Which design is your favourite? Do you know other designers who are inspired by folk arts that I should know about?

New Year Resolutions

I almost wrote this post, then didn’t, then did. Sometimes I’m concerned about oversharing, or being too personal for what is primarily an interiors blog. But being a diarist has given me the need to record, to state my intentions, and the arrival of January has filled me with an enthusiasm which I need to try and bottle. 

2015 was one of my best years – filled with immense strokes of luck and serendipitous timing – which saw me go from a disheartening job and a long-distance relationship to getting my dream job and a flat to share with my boyfriend with an ease which I would never have dared hope for. It felt like the first real stride forward after a long post-university stagnation.

By the end of the year I’d laid a good foundation. After moving house eight times in six years it was a relief to unpack without already having plans to leave. I’ve finally got a salary which will allow me to get my house in order (both literally and figuratively), and save for the future. And my plans for 2016 all build on this:

1. Reconnect my mind and body. Now I have a desk job this has become more important than ever. I want to end my year stronger, lighter and more flexible than I started, and I want to do this by being in tune with myself. Dancing is great, but I want to include more walking, swimming and yoga. A major inspiration behind this is the Franklin method.

2. Build my skill set. Just before Christmas I started playing the violin.

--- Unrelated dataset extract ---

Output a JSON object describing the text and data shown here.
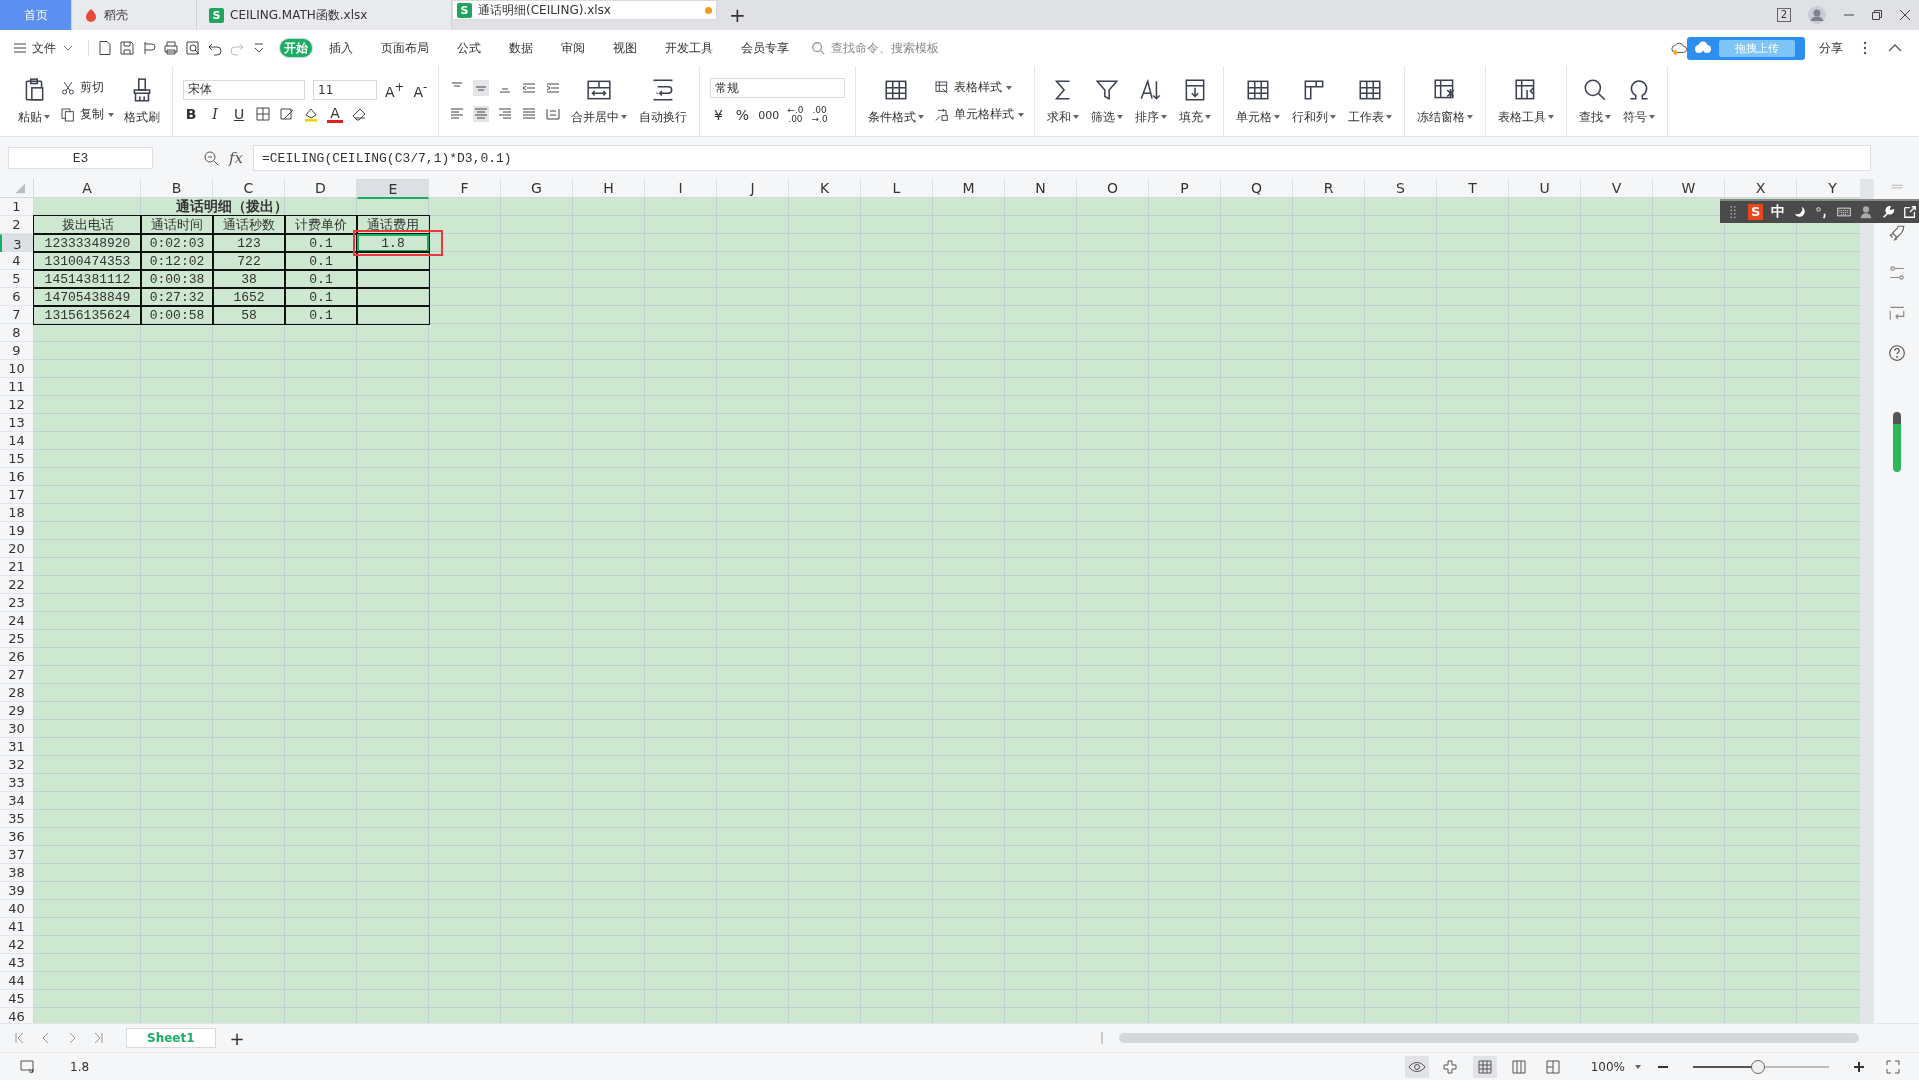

My boyfriend and I speak French three days a week, and I’ll still be doing dance lessons and workshops – and that’s not including new skills for work. I might pick up something else along the way, but I’m excited to see where these will take me.

3. Rediscover the joy of learning. It took me a while to realise it, but since graduating I’ve had little desire to absorb new knowledge due to an academic burnout. I wanted to kill my free time in front of the TV, and it’s been hard to realise that I’ve lost some of my childhood curiosity. Thankfully I think I’m ready to start again, and my love of reading remains. I think the best way to start is to explore whatever takes my fancy!

4. Use money carefully, and chase the big dreams. I’m coming to realise that these two are deeply related. Money is a tool which allows us to shape life how we want it, and hopefully being focused on what I want will make me a little wiser about how I spend and save. 

Tomorrow my holiday ends and the year starts in earnest – and I am so ready to get started!